WORK TO BE COMPLETED
Output the entries that follow character for character. Leave every image out.

-=-=-=-=-

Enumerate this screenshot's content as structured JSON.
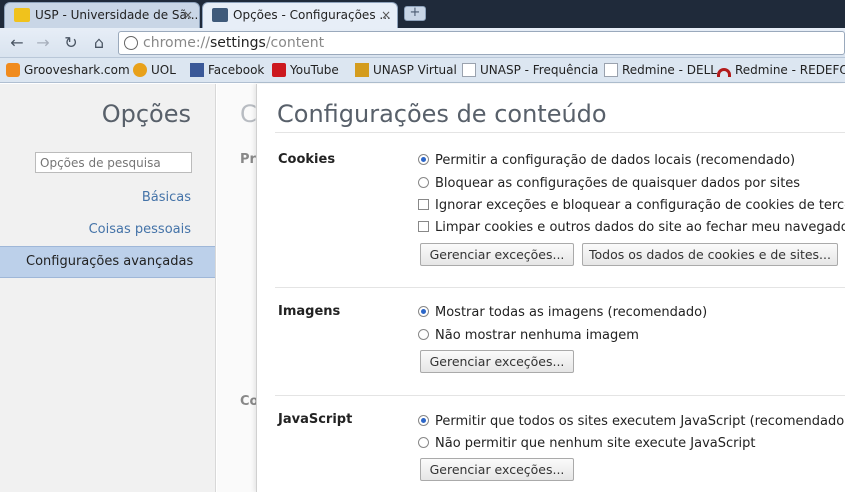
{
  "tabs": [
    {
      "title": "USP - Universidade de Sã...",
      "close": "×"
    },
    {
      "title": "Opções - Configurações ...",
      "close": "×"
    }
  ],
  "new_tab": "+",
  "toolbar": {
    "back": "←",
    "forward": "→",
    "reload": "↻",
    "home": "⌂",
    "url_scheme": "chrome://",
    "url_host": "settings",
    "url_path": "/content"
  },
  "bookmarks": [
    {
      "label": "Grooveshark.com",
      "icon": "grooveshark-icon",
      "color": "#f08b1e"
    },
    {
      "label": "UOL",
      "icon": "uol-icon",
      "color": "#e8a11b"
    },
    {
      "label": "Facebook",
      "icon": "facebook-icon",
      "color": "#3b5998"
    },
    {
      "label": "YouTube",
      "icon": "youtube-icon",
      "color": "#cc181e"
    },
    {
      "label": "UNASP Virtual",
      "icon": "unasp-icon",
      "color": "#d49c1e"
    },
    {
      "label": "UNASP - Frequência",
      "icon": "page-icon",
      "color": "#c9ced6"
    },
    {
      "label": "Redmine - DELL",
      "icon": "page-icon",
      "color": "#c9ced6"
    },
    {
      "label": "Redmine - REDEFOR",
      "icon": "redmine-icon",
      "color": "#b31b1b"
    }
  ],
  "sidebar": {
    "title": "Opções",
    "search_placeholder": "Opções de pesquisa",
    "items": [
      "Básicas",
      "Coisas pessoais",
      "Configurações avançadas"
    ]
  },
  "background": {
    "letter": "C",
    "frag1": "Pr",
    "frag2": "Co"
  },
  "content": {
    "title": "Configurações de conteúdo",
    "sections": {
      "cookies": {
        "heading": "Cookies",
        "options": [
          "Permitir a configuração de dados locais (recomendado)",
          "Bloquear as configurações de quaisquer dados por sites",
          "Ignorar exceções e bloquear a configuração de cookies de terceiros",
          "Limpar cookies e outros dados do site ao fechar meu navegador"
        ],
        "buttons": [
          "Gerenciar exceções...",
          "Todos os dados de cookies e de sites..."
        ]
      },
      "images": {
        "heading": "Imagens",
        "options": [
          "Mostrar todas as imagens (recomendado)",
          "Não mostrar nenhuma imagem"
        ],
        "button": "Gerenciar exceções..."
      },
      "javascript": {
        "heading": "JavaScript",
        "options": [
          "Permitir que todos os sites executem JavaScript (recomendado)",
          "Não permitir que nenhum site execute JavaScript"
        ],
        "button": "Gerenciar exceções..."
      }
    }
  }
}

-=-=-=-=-

REPLY
Enumerate this screenshot's content as structured JSON.
{
  "tabs": [
    {
      "title": "USP - Universidade de Sã...",
      "close": "×"
    },
    {
      "title": "Opções - Configurações ...",
      "close": "×"
    }
  ],
  "new_tab": "+",
  "toolbar": {
    "back": "←",
    "forward": "→",
    "reload": "↻",
    "home": "⌂",
    "url_scheme": "chrome://",
    "url_host": "settings",
    "url_path": "/content"
  },
  "bookmarks": [
    {
      "label": "Grooveshark.com",
      "icon": "grooveshark-icon",
      "color": "#f08b1e"
    },
    {
      "label": "UOL",
      "icon": "uol-icon",
      "color": "#e8a11b"
    },
    {
      "label": "Facebook",
      "icon": "facebook-icon",
      "color": "#3b5998"
    },
    {
      "label": "YouTube",
      "icon": "youtube-icon",
      "color": "#cc181e"
    },
    {
      "label": "UNASP Virtual",
      "icon": "unasp-icon",
      "color": "#d49c1e"
    },
    {
      "label": "UNASP - Frequência",
      "icon": "page-icon",
      "color": "#c9ced6"
    },
    {
      "label": "Redmine - DELL",
      "icon": "page-icon",
      "color": "#c9ced6"
    },
    {
      "label": "Redmine - REDEFOR",
      "icon": "redmine-icon",
      "color": "#b31b1b"
    }
  ],
  "sidebar": {
    "title": "Opções",
    "search_placeholder": "Opções de pesquisa",
    "items": [
      "Básicas",
      "Coisas pessoais",
      "Configurações avançadas"
    ]
  },
  "background": {
    "letter": "C",
    "frag1": "Pr",
    "frag2": "Co"
  },
  "content": {
    "title": "Configurações de conteúdo",
    "sections": {
      "cookies": {
        "heading": "Cookies",
        "options": [
          "Permitir a configuração de dados locais (recomendado)",
          "Bloquear as configurações de quaisquer dados por sites",
          "Ignorar exceções e bloquear a configuração de cookies de terceiros",
          "Limpar cookies e outros dados do site ao fechar meu navegador"
        ],
        "buttons": [
          "Gerenciar exceções...",
          "Todos os dados de cookies e de sites..."
        ]
      },
      "images": {
        "heading": "Imagens",
        "options": [
          "Mostrar todas as imagens (recomendado)",
          "Não mostrar nenhuma imagem"
        ],
        "button": "Gerenciar exceções..."
      },
      "javascript": {
        "heading": "JavaScript",
        "options": [
          "Permitir que todos os sites executem JavaScript (recomendado)",
          "Não permitir que nenhum site execute JavaScript"
        ],
        "button": "Gerenciar exceções..."
      }
    }
  }
}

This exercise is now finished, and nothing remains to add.